Since pulling up ZOSO’s and get­ting approval for insti­tut­ing a State of Emergency takes time, and since there are peo­ple in posi­tions of pow­er who val­ue the let­ter of the archa­ic con­sti­tu­tion over the lives of our cit­i­zens, it is clear that we have to find oth­er ways to deal with this cri­sis of vio­lent crimes.

There is no sil­ver bul­let with which to elim­i­nate vio­lent crimes from our midst. Dealing effec­tive­ly with crime will have to be approached method­i­cal­ly and strate­gi­cal­ly.
There is no sce­nario in which plac­ing huge amounts of secu­ri­ty per­son­nel in spe­cif­ic loca­tions will effec­tive­ly reduce crime for the long term, even if we could afford it.
Which brings us to some actu­al solu­tions which the gov­ern­ing par­ty is too timid to effec­tu­ate and the polit­i­cal oppo­si­tion is too com­plic­it in its asso­ci­a­tions with crim­i­nals and their lob­bies to sup­port.
This is not to say that the gov­ern­ing par­ty does not have mem­bers who are knee deep in crim­i­nal com­plic­i­ty and col­lu­sion as well.

Since it is clear that the solu­tion to this prob­lem is not adding more police,(even though more police offi­cers does not hurt), and since it is clear that plac­ing huge amounts of resources in one area results in a con­fla­gra­tion of vio­lent crimes in anothe, it may be time for us to look at the issue in a holis­tic way.

Reading through this site will pro­vide plen­ty of solu­tions for address­ing our coun­try’s crime dilem­ma.
The prob­lem is that one par­ty is too scared to use them and the oth­er is too com­plic­it to sup­port real and mean­ing­ful crime reduc­tion ini­tia­tives.

The Jamaican peo­ple are cry­ing out for lead­er­ship, that much we know. It is not as if Jamaicans can­not abide by rules or laws when those rules and or laws are fol­lowed up with strong con­se­quences for break­ing them.
The hun­dreds of thou­sands, (mil­lions per­haps) of Jamaicans liv­ing in the dias­po­ra fol­low rules. When they decide to not, they pay the price.
Jamaicans at home do the things they do because they are allowed to do them.

Steve McGregor

Steve McGregor an Assistant Commissioner of police spoke to a group at a Stonebrook Vista return­ing res­i­dents’ meet­ing in Falmouth, Trelawny, last Sunday.
McGregor not­ed: “We have to dri­ve some fear into these young­sters, who are respon­si­ble for 95 per­cent of the mur­ders.

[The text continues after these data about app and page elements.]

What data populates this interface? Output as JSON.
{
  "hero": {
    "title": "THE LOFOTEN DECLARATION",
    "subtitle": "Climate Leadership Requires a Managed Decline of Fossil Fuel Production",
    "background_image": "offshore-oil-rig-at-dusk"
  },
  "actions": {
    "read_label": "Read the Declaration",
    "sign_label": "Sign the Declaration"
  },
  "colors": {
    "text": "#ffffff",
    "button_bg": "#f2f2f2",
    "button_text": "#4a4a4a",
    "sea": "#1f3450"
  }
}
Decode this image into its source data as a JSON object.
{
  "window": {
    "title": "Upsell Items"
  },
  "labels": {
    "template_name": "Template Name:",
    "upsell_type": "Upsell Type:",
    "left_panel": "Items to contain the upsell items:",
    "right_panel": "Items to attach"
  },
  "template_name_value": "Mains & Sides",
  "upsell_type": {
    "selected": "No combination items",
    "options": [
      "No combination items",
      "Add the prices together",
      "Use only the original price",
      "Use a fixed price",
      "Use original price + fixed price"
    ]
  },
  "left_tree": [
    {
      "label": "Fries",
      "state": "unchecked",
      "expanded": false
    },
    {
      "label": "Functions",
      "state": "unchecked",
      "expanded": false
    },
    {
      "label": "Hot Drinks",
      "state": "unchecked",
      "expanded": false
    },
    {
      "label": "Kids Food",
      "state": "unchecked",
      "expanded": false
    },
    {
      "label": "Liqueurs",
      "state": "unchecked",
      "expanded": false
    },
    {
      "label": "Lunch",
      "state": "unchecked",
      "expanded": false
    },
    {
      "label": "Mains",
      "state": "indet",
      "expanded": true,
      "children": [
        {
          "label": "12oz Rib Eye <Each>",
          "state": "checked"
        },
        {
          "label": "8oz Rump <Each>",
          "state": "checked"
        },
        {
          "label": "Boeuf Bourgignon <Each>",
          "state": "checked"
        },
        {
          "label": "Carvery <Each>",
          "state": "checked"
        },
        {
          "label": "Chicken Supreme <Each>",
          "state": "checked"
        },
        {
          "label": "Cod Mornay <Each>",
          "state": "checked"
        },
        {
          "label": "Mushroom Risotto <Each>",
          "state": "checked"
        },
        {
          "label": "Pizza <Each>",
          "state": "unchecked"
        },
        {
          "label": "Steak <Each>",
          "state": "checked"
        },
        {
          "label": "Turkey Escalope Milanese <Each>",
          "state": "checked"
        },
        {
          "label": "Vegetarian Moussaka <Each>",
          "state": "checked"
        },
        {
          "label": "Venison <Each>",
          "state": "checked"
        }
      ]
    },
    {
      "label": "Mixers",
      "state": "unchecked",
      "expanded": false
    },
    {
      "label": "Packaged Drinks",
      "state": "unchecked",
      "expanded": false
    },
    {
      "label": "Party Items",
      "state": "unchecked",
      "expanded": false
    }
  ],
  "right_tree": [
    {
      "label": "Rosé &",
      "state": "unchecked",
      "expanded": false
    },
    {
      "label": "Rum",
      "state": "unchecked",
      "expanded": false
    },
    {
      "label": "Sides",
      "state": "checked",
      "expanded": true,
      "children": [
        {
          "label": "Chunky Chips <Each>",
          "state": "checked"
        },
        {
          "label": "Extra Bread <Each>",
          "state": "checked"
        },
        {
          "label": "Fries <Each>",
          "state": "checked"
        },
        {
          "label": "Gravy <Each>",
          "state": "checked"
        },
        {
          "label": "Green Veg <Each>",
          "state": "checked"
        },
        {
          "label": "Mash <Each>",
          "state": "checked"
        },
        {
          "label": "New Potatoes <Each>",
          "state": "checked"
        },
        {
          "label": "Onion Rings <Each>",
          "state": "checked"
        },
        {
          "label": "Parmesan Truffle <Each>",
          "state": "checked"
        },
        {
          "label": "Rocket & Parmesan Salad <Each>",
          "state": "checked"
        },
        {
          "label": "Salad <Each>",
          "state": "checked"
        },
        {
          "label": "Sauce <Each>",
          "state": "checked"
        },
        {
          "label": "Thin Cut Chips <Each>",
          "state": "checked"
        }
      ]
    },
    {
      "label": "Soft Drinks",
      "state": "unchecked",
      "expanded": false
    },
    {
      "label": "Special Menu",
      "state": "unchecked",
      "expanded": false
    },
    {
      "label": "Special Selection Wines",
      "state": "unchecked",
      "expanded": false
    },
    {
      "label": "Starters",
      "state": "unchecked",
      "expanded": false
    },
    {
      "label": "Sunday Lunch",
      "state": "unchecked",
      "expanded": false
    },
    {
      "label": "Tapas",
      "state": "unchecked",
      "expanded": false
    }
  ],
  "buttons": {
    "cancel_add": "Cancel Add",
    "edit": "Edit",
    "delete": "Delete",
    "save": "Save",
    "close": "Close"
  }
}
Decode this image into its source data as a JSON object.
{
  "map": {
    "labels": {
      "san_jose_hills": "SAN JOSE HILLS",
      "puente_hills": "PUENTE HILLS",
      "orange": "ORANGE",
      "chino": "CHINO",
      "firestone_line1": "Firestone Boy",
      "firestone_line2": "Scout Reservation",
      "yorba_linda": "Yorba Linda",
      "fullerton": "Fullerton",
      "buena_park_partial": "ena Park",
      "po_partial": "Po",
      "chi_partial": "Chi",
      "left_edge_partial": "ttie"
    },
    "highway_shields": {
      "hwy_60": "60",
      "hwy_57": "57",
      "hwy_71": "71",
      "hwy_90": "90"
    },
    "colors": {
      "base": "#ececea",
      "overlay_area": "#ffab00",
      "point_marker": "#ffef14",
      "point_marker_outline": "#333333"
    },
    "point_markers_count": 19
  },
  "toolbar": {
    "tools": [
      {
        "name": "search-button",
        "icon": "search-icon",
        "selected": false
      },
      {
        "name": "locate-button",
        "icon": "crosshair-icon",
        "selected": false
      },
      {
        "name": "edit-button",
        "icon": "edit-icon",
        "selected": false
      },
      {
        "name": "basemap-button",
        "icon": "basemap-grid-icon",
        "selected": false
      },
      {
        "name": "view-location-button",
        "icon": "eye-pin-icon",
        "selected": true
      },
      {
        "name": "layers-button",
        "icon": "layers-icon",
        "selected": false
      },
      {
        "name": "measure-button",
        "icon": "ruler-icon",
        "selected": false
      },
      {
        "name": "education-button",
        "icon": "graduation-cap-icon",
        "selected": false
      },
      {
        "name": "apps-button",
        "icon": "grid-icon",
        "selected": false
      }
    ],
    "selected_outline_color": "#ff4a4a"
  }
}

This is so because, at this time, we have the worst set of par­ents ever in Jamaica.”
Older par­ents were less edu­cat­ed, but they paid atten­tion to young­sters of the day. Older peo­ple have to become involved to keep the young­sters on the right track.”

That fear of which he speaks must be fear of the con­se­quences of break­ing the laws.
The leg­is­la­tion the law­mak­ers pro­pose focus­es on the pro­tec­tion of crim­i­nals rather than focus­ing on the pain of their vic­tims.
Legislations are held up to get the input of the very peo­ple the laws would bring to heel.
This is the dystopi­an hell in which law-abid­ing peo­ple find them­selves.
The rights of killers trumps their basic right to life and the abil­i­ty to live their lives in peace.

Both polit­i­cal par­ties have been will­ing and con­tin­u­al enablers of this trag­ic posi­tion in which the coun­try finds itself.
Every day the cri­sis deep­ens because both polit­i­cal par­ties are behold­en to over­ly influ­en­tial lob­bies which are ham­per­ing effec­tive polic­ing of the nation.
No coun­try in west­ern Europe or North America let alone in oth­er regions of the world allow rights lob­by to dic­tate to them how they secure their pop­u­la­tions.
Jamaica is the only coun­try I know of which fash­ions its laws in accor­dance with the wish­es of those who advo­cate for crim­i­nals instead of with the inter­est of the inno­cent law abid­ing pop­u­la­tion front and cen­ter.
Those who break the laws know they have the law abid­ing peo­ple by the balls and over a bar­rel.
Their polit­i­cal rep­re­sen­ta­tives are either crim­i­nals them­selves or are behold­en to the crim­i­nal lob­by.
Either way, the peo­ple are .….….I won’t say it.